19– Can a peoples’ energy transition take place without democratisation?

Trade Unions for Energy Democracy (TUED) asserts that a transition to a truly sustainable energy system can only occur if there is a decisive shift in power away from large profit–driven corporations towards ordinary citizens and communities. (Worker Institute at Cornell, 2012).

The current energy system is controlled by global actors linked to large economic interests and lobbies associated with various power groups. It is a highly opaque, non-transparent system.

In the current context, democracies have been distorted and weakened by the extreme concentration of media, political and judicial power, and wealth. In the opinion of political theorist Timothy Mitchell (2011), the imperialist imposition of the Western ideal of liberal democracy on the rest of the world is explained by the fact that democracy has been understood as a pre-designed set of principles and structures that can be exported to all countries, regardless of their historical and geographic context (Transnational Institute, 2016).

Within a peoples’ energy transition, however, democracy is understood as self-government of people who decide their individual and collective future. In this framing, ‘democracy is not a state of government, but a continuous and multidimensional process that seeks to democratise unequal power relations through political action, improved freedoms, justice, and the capacity for individual and collective self-determination’ (Grupo de Trabajo Global Más Allá del Desarrollo, 2019) [Own translation].

In this sense, energy democratisation also advances the possibility of transforming various other systems and dimensions of domination. Advancing a process of energy democratisation entails, at least, addressing the following areas (Bertinat, Tansición energética justa. Pensando la democratización energética, 2016):

  • Understanding what we want to change, why, and in what direction. This entails a collective social construction of a holistic diagnosis of the reality of the energy system, starting with the system’s capacity to satisfy society’s needs within the limits imposed by nature.
  • Building popular information systems that can dispute the corporate lobby’s biased data, which are shaped by strong corporate interests. This information should be gathered in the context of popular education processes. This includes not only the building of ‘technical’ knowledge, but also all types of knowledge, beyond the traditional Western and scientific lens, as discussed by Boaventura de Sousa Santos in his thesis about epistemology from the South (2014).
  • Resisting the imposition of the international free trade and investment protection regime, which limits energy democracy through instruments like the Trade in Services Agreement (TISA), the Energy Charter Treaty (ECT), among others.[1]
  • A peoples’ energy transition will not occur by spontaneous generation; it will be the result of disputes, which means developing strategies to build power through alliances.
  • Energy democratisation is a continuous process within communities, movements, societies, and states (Grupo de Trabajo Global Más Allá del Desarrollo, 2019).
  • Energy democratisation requires the development of decision-making spaces, processes, and participation mechanisms; new forms that, based on the recognition of political rights, resist institutionalisation by the various levels of the State.

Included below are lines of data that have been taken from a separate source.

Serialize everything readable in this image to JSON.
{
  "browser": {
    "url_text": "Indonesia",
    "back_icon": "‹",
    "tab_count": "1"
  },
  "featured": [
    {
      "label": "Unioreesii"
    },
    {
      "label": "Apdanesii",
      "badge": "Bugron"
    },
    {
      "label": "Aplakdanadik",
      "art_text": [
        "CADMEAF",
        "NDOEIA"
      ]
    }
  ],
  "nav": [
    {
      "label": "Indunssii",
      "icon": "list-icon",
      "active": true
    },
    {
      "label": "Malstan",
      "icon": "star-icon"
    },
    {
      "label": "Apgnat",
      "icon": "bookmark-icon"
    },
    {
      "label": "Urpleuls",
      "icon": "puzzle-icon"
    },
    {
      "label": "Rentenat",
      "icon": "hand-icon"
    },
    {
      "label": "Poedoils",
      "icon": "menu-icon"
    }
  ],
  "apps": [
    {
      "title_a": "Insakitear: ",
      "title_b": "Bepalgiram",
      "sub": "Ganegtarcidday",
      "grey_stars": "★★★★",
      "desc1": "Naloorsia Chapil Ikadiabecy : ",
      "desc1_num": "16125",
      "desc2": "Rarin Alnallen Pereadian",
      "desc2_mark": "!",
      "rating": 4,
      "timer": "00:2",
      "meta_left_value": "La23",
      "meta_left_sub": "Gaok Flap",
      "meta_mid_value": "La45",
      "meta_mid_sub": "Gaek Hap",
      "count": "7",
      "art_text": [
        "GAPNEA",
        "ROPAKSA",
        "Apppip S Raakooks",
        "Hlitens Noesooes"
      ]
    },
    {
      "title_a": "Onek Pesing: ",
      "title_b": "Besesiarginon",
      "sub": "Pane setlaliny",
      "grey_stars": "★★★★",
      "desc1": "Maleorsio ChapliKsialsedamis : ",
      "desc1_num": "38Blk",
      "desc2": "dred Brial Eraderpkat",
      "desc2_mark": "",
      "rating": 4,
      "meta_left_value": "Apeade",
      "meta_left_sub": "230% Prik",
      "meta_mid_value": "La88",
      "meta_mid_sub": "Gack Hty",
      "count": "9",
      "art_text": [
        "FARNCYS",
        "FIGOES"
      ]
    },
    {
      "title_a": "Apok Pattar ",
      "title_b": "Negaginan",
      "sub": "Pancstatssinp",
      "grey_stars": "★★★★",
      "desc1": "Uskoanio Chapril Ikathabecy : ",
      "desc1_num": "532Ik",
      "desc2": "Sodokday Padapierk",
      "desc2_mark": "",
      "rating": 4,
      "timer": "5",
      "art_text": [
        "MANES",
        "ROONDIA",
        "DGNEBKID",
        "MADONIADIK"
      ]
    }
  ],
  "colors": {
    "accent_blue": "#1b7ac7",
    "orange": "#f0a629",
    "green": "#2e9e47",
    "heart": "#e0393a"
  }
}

An energy democratisation process challenges conventional Western liberal visions and supports the deployment of new forms and processes that can articulate across levels: democracy from below as well as building consensus and alliances between the various spaces, to strengthen the struggle in national or regional spaces.

  1. Among other things, these instruments give large corporations the right to sue governments for measures that capital considers could limit profits or threaten private property, such as a moratorium on fossil fuel extraction or the decision to revert privatisation of a service (See Question 15). TISA’s provision on technology neutrality would limit the ability of States to differentiate between high and low carbon energy sources (Transnational Institute, 2016).